The fact that in the face-to-face debate between Pedro Sánchez and Alberto Núñez Feijóo last Monday, the president of the PP did not condemn the use of the slogan that is spreading among its militants, with t-shirts and billboards included, despite the direct location de Sánchez to do so, has united the victims in outrage over the use of their pain that they consider partisan. Until now the messages of some members of the PP have tried to show that the criticisms were a personal matter of Ordóñez with the PP. For this reason, the statement is signed by 21 victims of ETA who also want to show their indignation at the “trivialization of terrorism” through this slogan.
Party members, businessmen, journalists or security forces
Among the victims who sign the document are victims of ETA related to parties that suffered harassment by terrorists, such as the PP or the PSOE, but also journalists, businessmen or members of the State Security forces, on a list that is open to new accessions. They are Pablo Romero Martínez, son of Juan Romero Álvarez, assassinated by ETA in 1993; Francisco Zaragoza, president of the Association of State Security Corps and Forces Victims of Terrorism and wounded in an ETA attack in 1988; Sandra Carrasco, daughter of Isaías Carrasco, assassinated by ETA in 2008; Mikel Iruretagoyena, son of José Ignacio Iruretagoyena, assassinated by ETA in 1998; Gorka Landaburu, injured in an ETA attack in 2001; Naiara Zamarreño, daughter of Manuel Zamarreño, assassinated by ETA in 1998; Iñaki García Arrizabalaga, son of Juan Manuel García Cordero, assassinated by the CAA (Autonomous Anticapitalist Commandos) – a split from ETA – in 1980; Barbara Durkhop, widow of Enrique Casas, assassinated by the CAA in 1984; Josu Elespe, son of Froilán Elespe, assassinated by ETA in 2001; Ivan Ramos Torrano, son of María Teresa Torrano, assassinated by ETA in 1987; Miguel Ángel Díez Ferreira, son of Isidoro Díez Ratón, assassinated by ETA in 1985; Rafael Olaziregi Borda and Miren Edurne Albizu, brother and sister-in-law of Eugenio Olaziregi Borda, assassinated by ETA in 1997; Nerea Barrios Cuevas, daughter of José Luis Barrios Capetillo, assassinated by ETA in 1988; Juan Carlos Ábalos Bofill, son of Jesús Ábalos, assassinated by ETA in 1979; Rubén Múgica, son of Fernando Múgica Herzog, assassinated by ETA in 1996; Alberto Muñagorri, wounded by an ETA attack in 1982; Jaime Arrese Araolaza, son of Jaime Arrese, assassinated by ETA in 1980; José María Lobato, wounded in an ETA attack in 1997; José Miguel Gómez Elosegui, brother of Francisco Javier Gómez Elósegui, assassinated by ETA in 1997; and Andoitz and Ibai Korta Zearreta, sons of Joxe Mari Korta, assassinated by ETA in 2000.

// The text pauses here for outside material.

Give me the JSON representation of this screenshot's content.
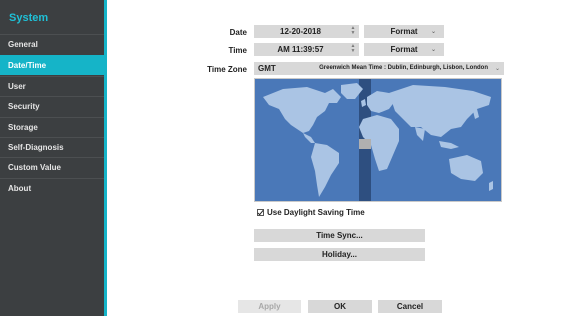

Until now, the only voice within the PP that has openly positioned itself against the slogan has been the spokesman for the PP Borja Sémper. “It is wrong. There are phrases that can be useful but do not reflect the position that we should have”, he pointed out in an interview on the Ser chain. But even María San Gil, former president of the Basque PP, who was a close collaborator of Gregorio Ordóñez and who shared a table with him the Donostia bar in which the popular politician was shot by ‘Txapote’ has considered that it is a “great slogan”. “Maybe it’s frivolous, but I think it’s so graphic, direct and forceful that there are phrases that you have to keep repeating.”

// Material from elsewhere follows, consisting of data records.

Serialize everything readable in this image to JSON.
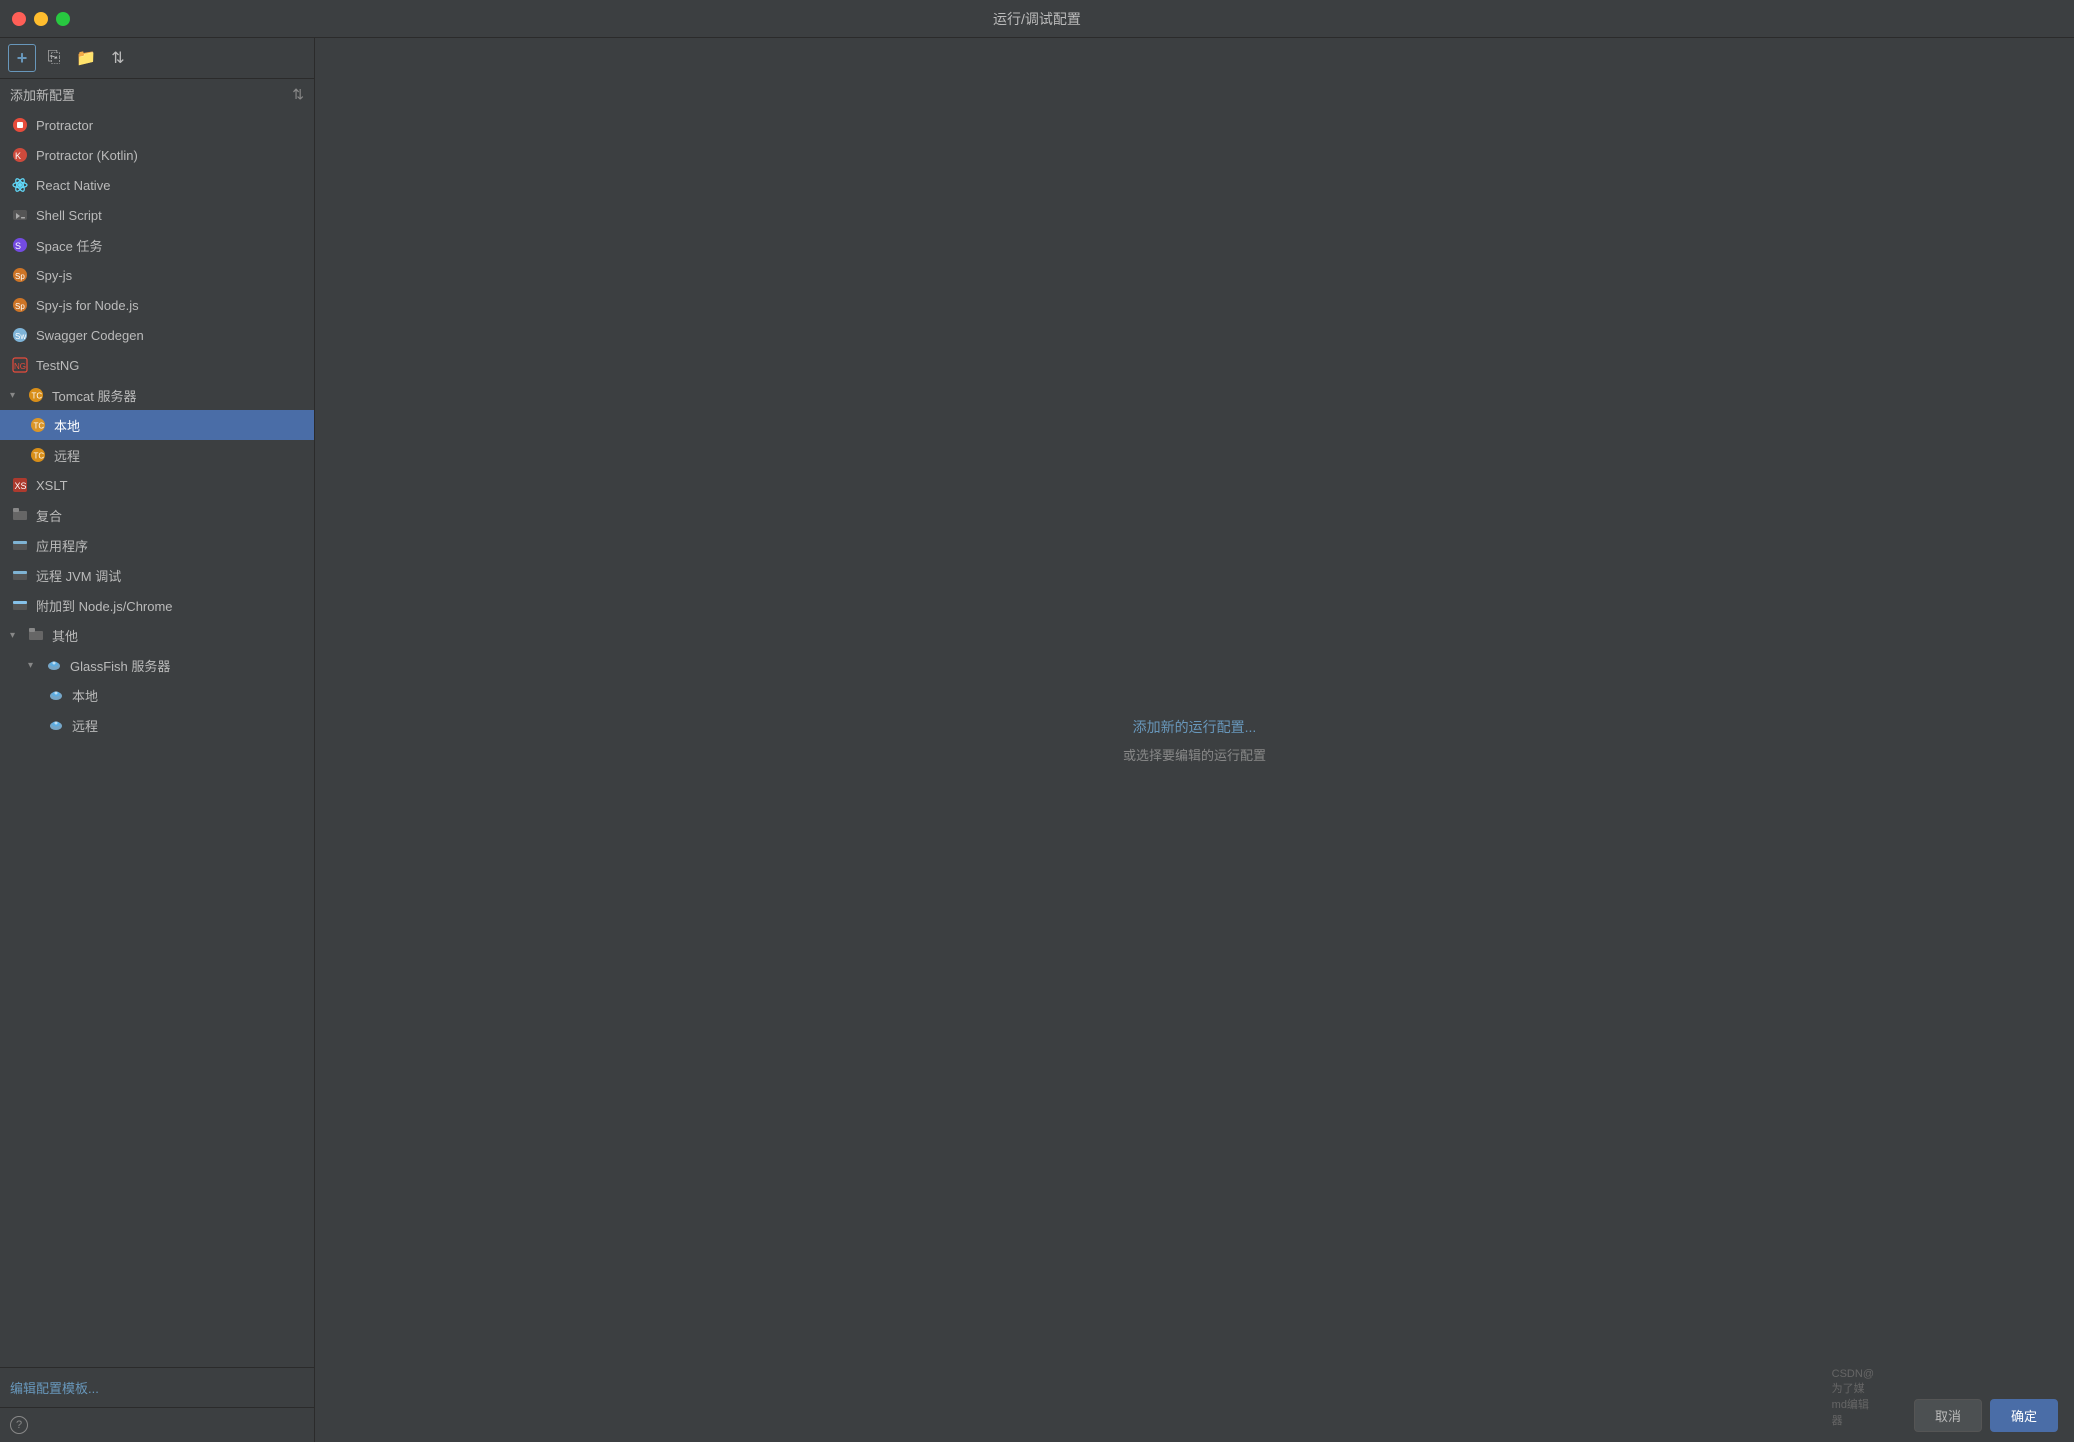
{
  "window": {
    "title": "运行/调试配置"
  },
  "toolbar": {
    "add_label": "+",
    "filter_label": "≡"
  },
  "sidebar": {
    "header": "添加新配置",
    "items": [
      {
        "id": "protractor",
        "label": "Protractor",
        "indent": 0,
        "icon": "🔴",
        "selected": false
      },
      {
        "id": "protractor-kotlin",
        "label": "Protractor (Kotlin)",
        "indent": 0,
        "icon": "🔴",
        "selected": false
      },
      {
        "id": "react-native",
        "label": "React Native",
        "indent": 0,
        "icon": "⚛",
        "selected": false
      },
      {
        "id": "shell-script",
        "label": "Shell Script",
        "indent": 0,
        "icon": "▶",
        "selected": false
      },
      {
        "id": "space-task",
        "label": "Space 任务",
        "indent": 0,
        "icon": "🌀",
        "selected": false
      },
      {
        "id": "spy-js",
        "label": "Spy-js",
        "indent": 0,
        "icon": "🕵",
        "selected": false
      },
      {
        "id": "spy-js-node",
        "label": "Spy-js for Node.js",
        "indent": 0,
        "icon": "🕵",
        "selected": false
      },
      {
        "id": "swagger-codegen",
        "label": "Swagger Codegen",
        "indent": 0,
        "icon": "📋",
        "selected": false
      },
      {
        "id": "testng",
        "label": "TestNG",
        "indent": 0,
        "icon": "NG",
        "selected": false
      },
      {
        "id": "tomcat-server",
        "label": "Tomcat 服务器",
        "indent": 0,
        "icon": "🐱",
        "expanded": true,
        "selected": false
      },
      {
        "id": "tomcat-local",
        "label": "本地",
        "indent": 1,
        "icon": "🐱",
        "selected": true
      },
      {
        "id": "tomcat-remote",
        "label": "远程",
        "indent": 1,
        "icon": "🐱",
        "selected": false
      },
      {
        "id": "xslt",
        "label": "XSLT",
        "indent": 0,
        "icon": "✖",
        "selected": false
      },
      {
        "id": "compound",
        "label": "复合",
        "indent": 0,
        "icon": "📁",
        "selected": false
      },
      {
        "id": "application",
        "label": "应用程序",
        "indent": 0,
        "icon": "🖥",
        "selected": false
      },
      {
        "id": "remote-jvm",
        "label": "远程 JVM 调试",
        "indent": 0,
        "icon": "🖥",
        "selected": false
      },
      {
        "id": "attach-nodejs",
        "label": "附加到 Node.js/Chrome",
        "indent": 0,
        "icon": "🖥",
        "selected": false
      },
      {
        "id": "other",
        "label": "其他",
        "indent": 0,
        "icon": "📁",
        "expanded": true,
        "selected": false
      },
      {
        "id": "glassfish-server",
        "label": "GlassFish 服务器",
        "indent": 1,
        "icon": "🐟",
        "expanded": true,
        "selected": false
      },
      {
        "id": "glassfish-local",
        "label": "本地",
        "indent": 2,
        "icon": "🐟",
        "selected": false
      },
      {
        "id": "glassfish-remote",
        "label": "远程",
        "indent": 2,
        "icon": "🐟",
        "selected": false
      }
    ],
    "edit_templates": "编辑配置模板..."
  },
  "main": {
    "add_link": "添加新的运行配置...",
    "hint": "或选择要编辑的运行配置"
  },
  "footer": {
    "cancel": "取消",
    "confirm": "确定",
    "watermark": "CSDN@为了媒md编辑器"
  }
}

The president of the Community of Madrid, Isabel Díaz Ayuso used this message in a debate in the regional Parliament and the leader of Vox Santiago Abascal uses it regularly in interventions in his electoral acts. There is even a businessman from Madrid who wants to patent the phrase as a trademark. In the electoral debate on Monday, Núñez Feijóo did not want to refer to the slogan or condemn it.